This is the point where the story changes into more of a Halloween/Friday the 13th-styled horrorshow. Last weekend, our hero sits down for a little NL on Full Tilt and what does he see? The “bots” are back! “Just seeing the usernames at the tables again made me physically angry,” he writes. He then concludes with a petition to 2+2ers to flood Full Tilt support with emails in the hopes the “bots” will be killed off once and for all.
Provocative stuff. Enough to ignite just over 1,000 replies within the next twenty-four hours. (At the moment, the thread appears to be losing steam at around 1,800 total replies.) Reading through the thread -- especially that first wave of crazed response -- put me in mind of another variety of horror film, George A. Romero’s zombie series (Night of the Living Dead, Dawn of the Dead, Day of the Dead, Land of the Dead), films that neatly combine both the us-vs.-them theme of 50s paranoid SF and the coming-back-from-the-dead motif of the “boogeyman” horror flicks of the 70s/80s.
Early in the thread, some Encyclopedia Brownesque detective work leads discussants to determine the “bots” to have originated from the Pittsburgh area.
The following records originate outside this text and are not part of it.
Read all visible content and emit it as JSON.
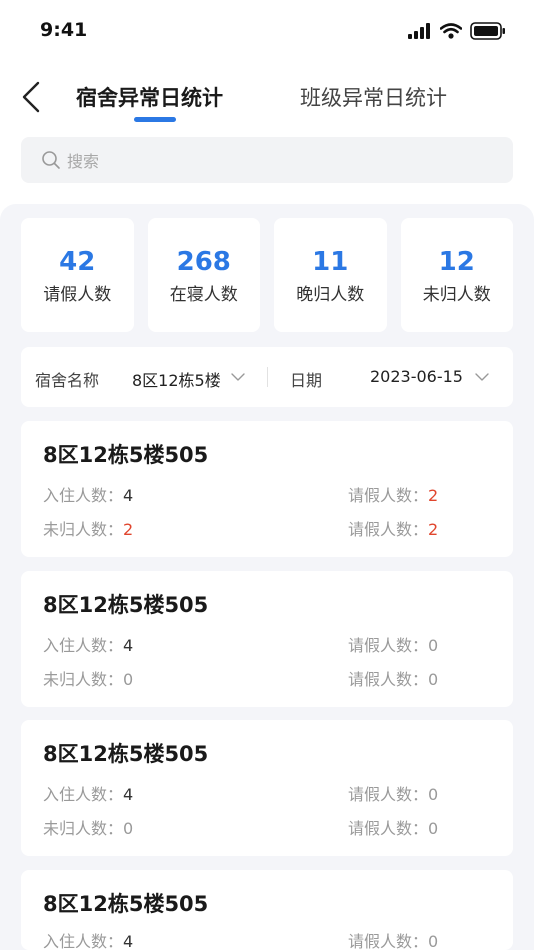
{
  "status": {
    "time": "9:41"
  },
  "nav": {
    "tabs": [
      {
        "label": "宿舍异常日统计",
        "active": true
      },
      {
        "label": "班级异常日统计",
        "active": false
      }
    ]
  },
  "search": {
    "placeholder": "搜索"
  },
  "stats": [
    {
      "value": "42",
      "label": "请假人数"
    },
    {
      "value": "268",
      "label": "在寝人数"
    },
    {
      "value": "11",
      "label": "晚归人数"
    },
    {
      "value": "12",
      "label": "未归人数"
    }
  ],
  "filters": {
    "dorm_label": "宿舍名称",
    "dorm_value": "8区12栋5楼",
    "date_label": "日期",
    "date_value": "2023-06-15"
  },
  "dorms": [
    {
      "name": "8区12栋5楼505",
      "field1_label": "入住人数：",
      "field1_value": "4",
      "field2_label": "请假人数：",
      "field2_value": "2",
      "field3_label": "未归人数：",
      "field3_value": "2",
      "field4_label": "请假人数：",
      "field4_value": "2"
    },
    {
      "name": "8区12栋5楼505",
      "field1_label": "入住人数：",
      "field1_value": "4",
      "field2_label": "请假人数：",
      "field2_value": "0",
      "field3_label": "未归人数：",
      "field3_value": "0",
      "field4_label": "请假人数：",
      "field4_value": "0"
    },
    {
      "name": "8区12栋5楼505",
      "field1_label": "入住人数：",
      "field1_value": "4",
      "field2_label": "请假人数：",
      "field2_value": "0",
      "field3_label": "未归人数：",
      "field3_value": "0",
      "field4_label": "请假人数：",
      "field4_value": "0"
    },
    {
      "name": "8区12栋5楼505",
      "field1_label": "入住人数：",
      "field1_value": "4",
      "field2_label": "请假人数：",
      "field2_value": "0"
    }
  ],
  "colors": {
    "accent": "#2b78e4",
    "alert": "#e0452d"
  }
}
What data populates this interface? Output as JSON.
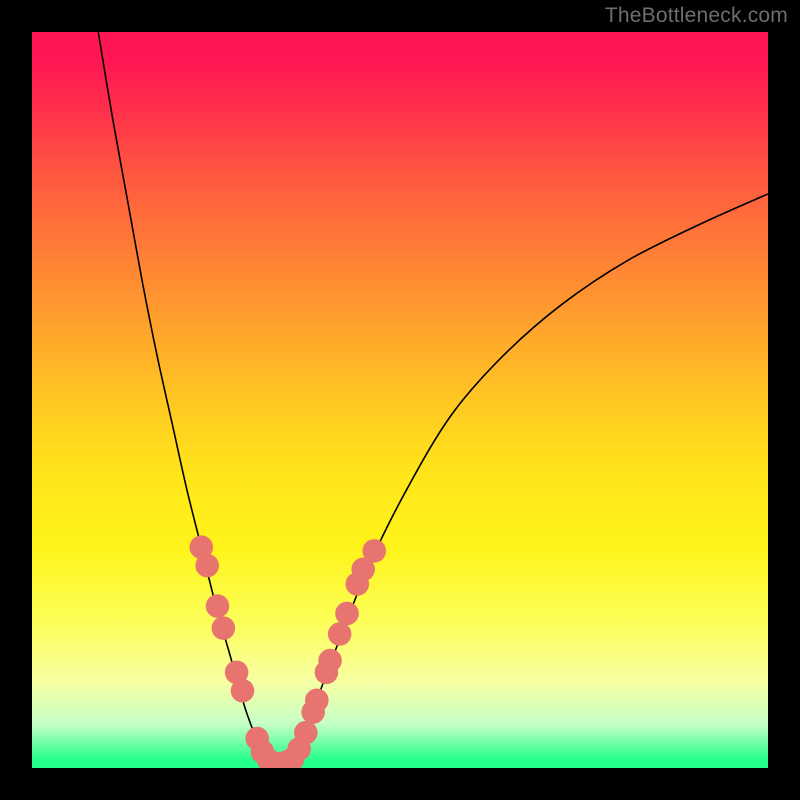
{
  "watermark": "TheBottleneck.com",
  "chart_data": {
    "type": "line",
    "title": "",
    "xlabel": "",
    "ylabel": "",
    "x_range": [
      0,
      100
    ],
    "y_range": [
      0,
      100
    ],
    "grid": false,
    "legend": false,
    "series": [
      {
        "name": "left-curve",
        "x": [
          9,
          11,
          13,
          15,
          17,
          19,
          21,
          23,
          25,
          27,
          29,
          30.5,
          31.8
        ],
        "y": [
          100,
          88,
          77,
          66,
          56,
          47,
          38,
          30,
          22,
          15,
          8,
          4,
          1.2
        ]
      },
      {
        "name": "valley-floor",
        "x": [
          31.8,
          33,
          34.2,
          35.5
        ],
        "y": [
          1.2,
          0.5,
          0.5,
          1.2
        ]
      },
      {
        "name": "right-curve",
        "x": [
          35.5,
          37,
          39,
          42,
          46,
          51,
          57,
          64,
          72,
          81,
          91,
          100
        ],
        "y": [
          1.2,
          4,
          10,
          18,
          28,
          38,
          48,
          56,
          63,
          69,
          74,
          78
        ]
      }
    ],
    "dots": {
      "name": "highlight-dots",
      "points": [
        [
          23.0,
          30.0
        ],
        [
          23.8,
          27.5
        ],
        [
          25.2,
          22.0
        ],
        [
          26.0,
          19.0
        ],
        [
          27.8,
          13.0
        ],
        [
          28.6,
          10.5
        ],
        [
          30.6,
          4.0
        ],
        [
          31.3,
          2.2
        ],
        [
          32.2,
          1.0
        ],
        [
          33.0,
          0.6
        ],
        [
          33.8,
          0.6
        ],
        [
          34.6,
          0.8
        ],
        [
          35.4,
          1.2
        ],
        [
          36.3,
          2.6
        ],
        [
          37.2,
          4.8
        ],
        [
          38.2,
          7.6
        ],
        [
          38.7,
          9.2
        ],
        [
          40.0,
          13.0
        ],
        [
          40.5,
          14.6
        ],
        [
          41.8,
          18.2
        ],
        [
          42.8,
          21.0
        ],
        [
          44.2,
          25.0
        ],
        [
          45.0,
          27.0
        ],
        [
          46.5,
          29.5
        ]
      ],
      "radius_pct": 1.6
    },
    "background_gradient": {
      "top": "#ff1753",
      "mid": "#ffe51a",
      "bottom": "#22ff8a"
    }
  }
}
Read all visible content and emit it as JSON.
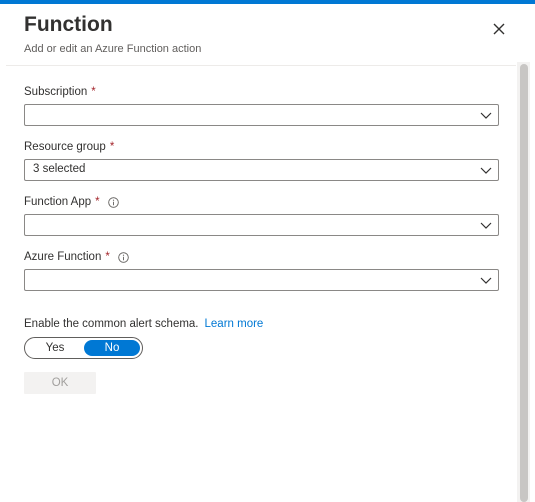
{
  "header": {
    "title": "Function",
    "subtitle": "Add or edit an Azure Function action"
  },
  "form": {
    "subscription": {
      "label": "Subscription",
      "required_mark": "*",
      "value": ""
    },
    "resource_group": {
      "label": "Resource group",
      "required_mark": "*",
      "value": "3 selected"
    },
    "function_app": {
      "label": "Function App",
      "required_mark": "*",
      "value": "",
      "info_icon": "info-icon"
    },
    "azure_function": {
      "label": "Azure Function",
      "required_mark": "*",
      "value": "",
      "info_icon": "info-icon"
    }
  },
  "schema": {
    "label": "Enable the common alert schema.",
    "link_text": "Learn more",
    "toggle": {
      "yes_label": "Yes",
      "no_label": "No",
      "selected": "No"
    }
  },
  "actions": {
    "ok_label": "OK",
    "ok_enabled": false
  },
  "colors": {
    "accent": "#0078d4",
    "required": "#a4262c",
    "disabled_bg": "#f3f2f1",
    "disabled_text": "#a19f9d"
  }
}
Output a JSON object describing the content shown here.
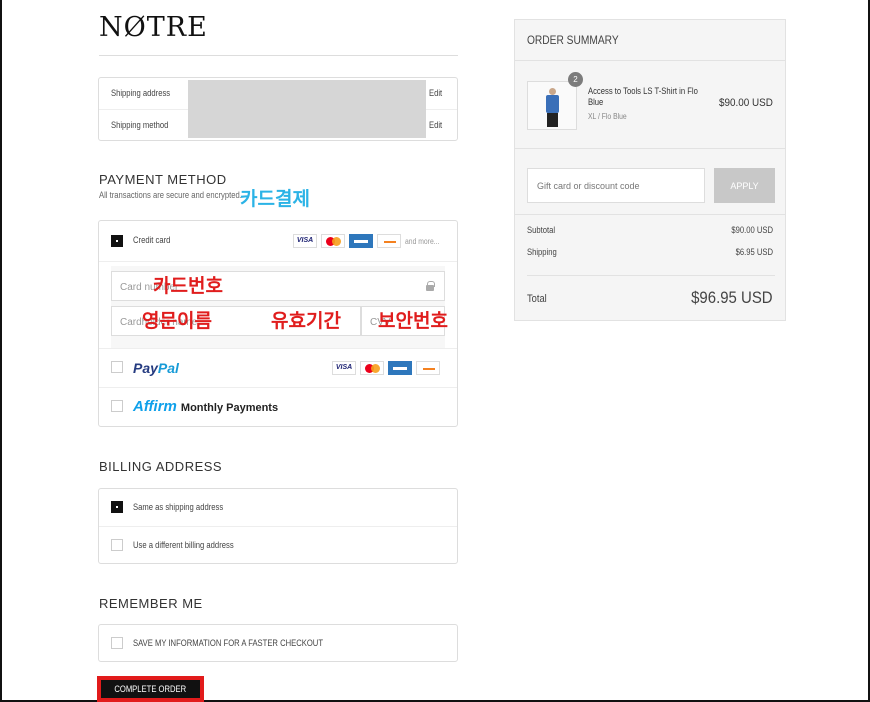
{
  "brand": {
    "logo": "NØTRE"
  },
  "shipping": {
    "address_label": "Shipping address",
    "method_label": "Shipping method",
    "edit_label": "Edit"
  },
  "payment": {
    "title": "PAYMENT METHOD",
    "subtitle": "All transactions are secure and encrypted.",
    "credit_card_label": "Credit card",
    "and_more": "and more...",
    "card_number_placeholder": "Card number",
    "name_placeholder": "Cardholder name",
    "cvv_placeholder": "CVV",
    "paypal": {
      "part1": "Pay",
      "part2": "Pal"
    },
    "affirm": {
      "logo": "Affirm",
      "label": "Monthly Payments"
    },
    "brands": {
      "visa": "VISA"
    }
  },
  "annotations": {
    "card_payment": "카드결제",
    "card_number": "카드번호",
    "english_name": "영문이름",
    "expiry": "유효기간",
    "security_code": "보안번호"
  },
  "billing": {
    "title": "BILLING ADDRESS",
    "same_label": "Same as shipping address",
    "different_label": "Use a different billing address"
  },
  "remember": {
    "title": "REMEMBER ME",
    "save_label": "SAVE MY INFORMATION FOR A FASTER CHECKOUT"
  },
  "actions": {
    "complete_order": "COMPLETE ORDER"
  },
  "summary": {
    "title": "ORDER SUMMARY",
    "item": {
      "quantity": "2",
      "name": "Access to Tools LS T-Shirt in Flo Blue",
      "variant": "XL / Flo Blue",
      "price": "$90.00 USD"
    },
    "discount_placeholder": "Gift card or discount code",
    "apply_label": "APPLY",
    "subtotal_label": "Subtotal",
    "subtotal_value": "$90.00 USD",
    "shipping_label": "Shipping",
    "shipping_value": "$6.95 USD",
    "total_label": "Total",
    "total_value": "$96.95 USD"
  },
  "colors": {
    "annotation_cyan": "#2bb3e6",
    "annotation_red": "#e01d1d",
    "highlight_border": "#e21b1b"
  }
}
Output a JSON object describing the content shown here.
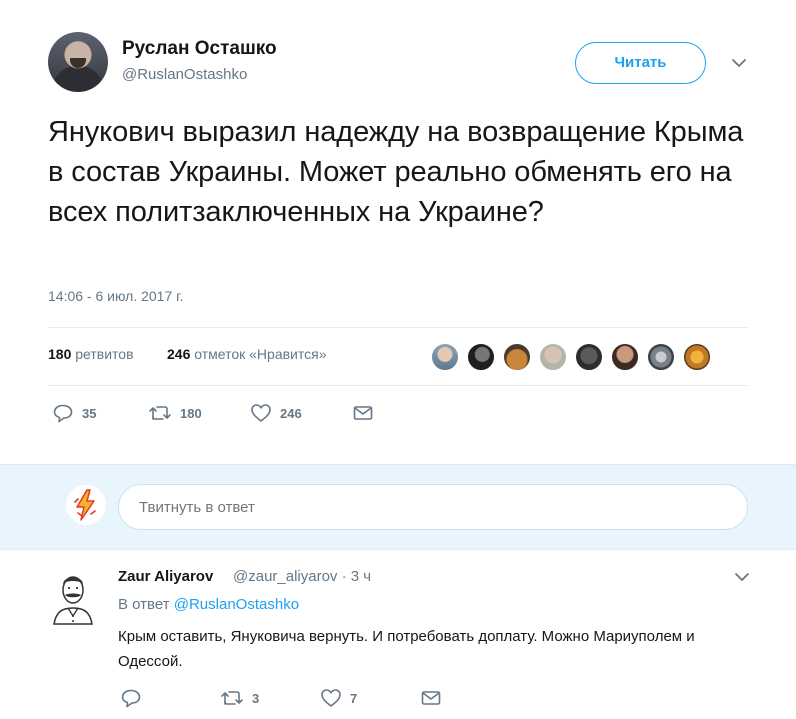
{
  "tweet": {
    "author_name": "Руслан Осташко",
    "author_handle": "@RuslanOstashko",
    "follow_label": "Читать",
    "text": "Янукович выразил надежду на возвращение Крыма в состав Украины. Может реально обменять его на всех политзаключенных на Украине?",
    "timestamp": "14:06 - 6 июл. 2017 г.",
    "retweets_count": "180",
    "retweets_label": "ретвитов",
    "likes_count": "246",
    "likes_label": "отметок «Нравится»",
    "actions": {
      "reply_count": "35",
      "retweet_count": "180",
      "like_count": "246"
    }
  },
  "reply_box": {
    "placeholder": "Твитнуть в ответ"
  },
  "reply": {
    "author_name": "Zaur Aliyarov",
    "author_handle_time": "@zaur_aliyarov · 3 ч",
    "reply_to_prefix": "В ответ",
    "reply_to_mention": "@RuslanOstashko",
    "text": "Крым оставить, Януковича вернуть. И потребовать доплату. Можно Мариуполем и Одессой.",
    "actions": {
      "reply_count": "",
      "retweet_count": "3",
      "like_count": "7"
    }
  },
  "colors": {
    "accent": "#1da1f2",
    "secondary_text": "#657786",
    "reply_box_bg": "#e8f5fd"
  },
  "icons": [
    "chevron-down-icon",
    "reply-icon",
    "retweet-icon",
    "heart-icon",
    "direct-message-icon"
  ]
}
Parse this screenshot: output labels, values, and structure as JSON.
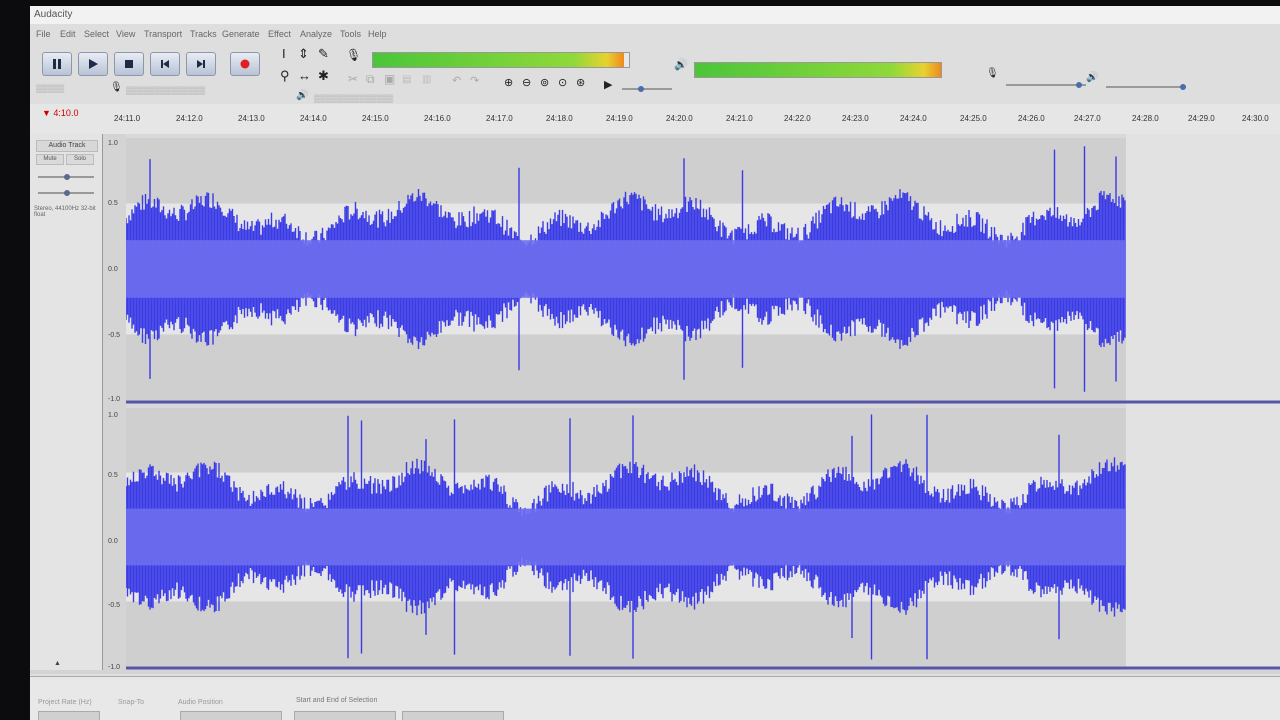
{
  "window": {
    "title": "Audacity"
  },
  "menu": [
    "File",
    "Edit",
    "Select",
    "View",
    "Transport",
    "Tracks",
    "Generate",
    "Effect",
    "Analyze",
    "Tools",
    "Help"
  ],
  "transport": {
    "buttons": [
      {
        "name": "pause-button",
        "icon": "pause-icon"
      },
      {
        "name": "play-button",
        "icon": "play-icon"
      },
      {
        "name": "stop-button",
        "icon": "stop-icon"
      },
      {
        "name": "skip-start-button",
        "icon": "skip-start-icon"
      },
      {
        "name": "skip-end-button",
        "icon": "skip-end-icon"
      },
      {
        "name": "record-button",
        "icon": "record-icon"
      }
    ]
  },
  "timeline": {
    "position": "4:10.0",
    "ticks": [
      "24:11.0",
      "24:12.0",
      "24:13.0",
      "24:14.0",
      "24:15.0",
      "24:16.0",
      "24:17.0",
      "24:18.0",
      "24:19.0",
      "24:20.0",
      "24:21.0",
      "24:22.0",
      "24:23.0",
      "24:24.0",
      "24:25.0",
      "24:26.0",
      "24:27.0",
      "24:28.0",
      "24:29.0",
      "24:30.0"
    ]
  },
  "track": {
    "name": "Audio Track",
    "mute": "Mute",
    "solo": "Solo",
    "info": "Stereo, 44100Hz 32-bit float",
    "scale": [
      "1.0",
      "0.5",
      "0.0",
      "-0.5",
      "-1.0"
    ]
  },
  "bottom": {
    "project_rate_label": "Project Rate (Hz)",
    "snap_label": "Snap-To",
    "audio_position_label": "Audio Position",
    "selection_label": "Start and End of Selection"
  },
  "colors": {
    "waveform": "#3a3ae6",
    "waveform_rms": "#6e6ef0",
    "track_bg": "#d4d4d4",
    "meter_green": "#4bc53a"
  }
}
A couple of usernames allude to Pittsburgh sports franchises, and another turned up over on Pocket Fives as belonging to a player living in Johnstown, PA (about an hour-and-a-half drive from Pittsburgh).
Of course, the zombies came from Pittsburgh, too -- that’s where each of Romero’s Dead films is set.
There are other ways the issue and the thread evoke the zombie series. The whole discussion is tinged with apocalyptic dread -- as the original post suggests, “The threat everyone assumed was a few years away is already here.” While such “end of the world” fears are certainly warranted when dead people are coming back to life to munch on the living, it isn’t clear how such rhetoric contributes to the debate over poker bots.
Another similarity concerns the almost comprehensive failure to recognize the irony surrounding the original poster using a computer program to play poker, then discovering -- horrors! -- another player is using a computer program to play poker. (See Kick Ass Poker’s smart explanation of this facet of the story.) The Dead films also frequently provide examples of how the living resemble the dead -- and how the living fail to recognize the similarities.
Finally, all of the Dead films feature survivors failing to work together to confront the threat they are facing. Such a failure to communicate effectively leads to the living often killing each other before the dead can get to them. This theme flares up occasionally in the “NL Bots on Full Tilt” thread as well, with posters frequently turning on one another in non-productive ways. Anyone who doubts the original theory regarding the bots is immediately suspected as being in league with the programmers. (Anyone with a low post count is also to be distrusted.) Even betraying some link to Pittsburgh gets a poster some grief.
What’s the moral? Well, it ain’t the end of the world. (In fact, none of Romero’s films end that way, either.) It ain’t even purely “bots” here, either. Still, the case does illuminate how online poker can never really be the sort of authentic interaction between real live humans that happens in the casino. On Thursday evening a representative of Full Tilt started a new thread -- “Official Full Tilt Poker Response to Bot Thread” -- that says “We take bots very seriously” and that given the “inconclusive” evidence of the case “We stand by our decision” to unfreeze the accounts. Some responded to say they would no longer play on Full Tilt Poker. Perhaps they are justified. But if they move on to play on other online poker sites, they’ll necessarily encounter the same mixture of man-and-machine across the table there as well.
You frequently hear attempts to gauge what percentage of poker is skill and what percentage is luck. When it comes to online poker, it is probably more apt to ask what percentage is human and what percentage is not. ’Cause 100% “living” it ain’t. Not ever.
Labels: *the rumble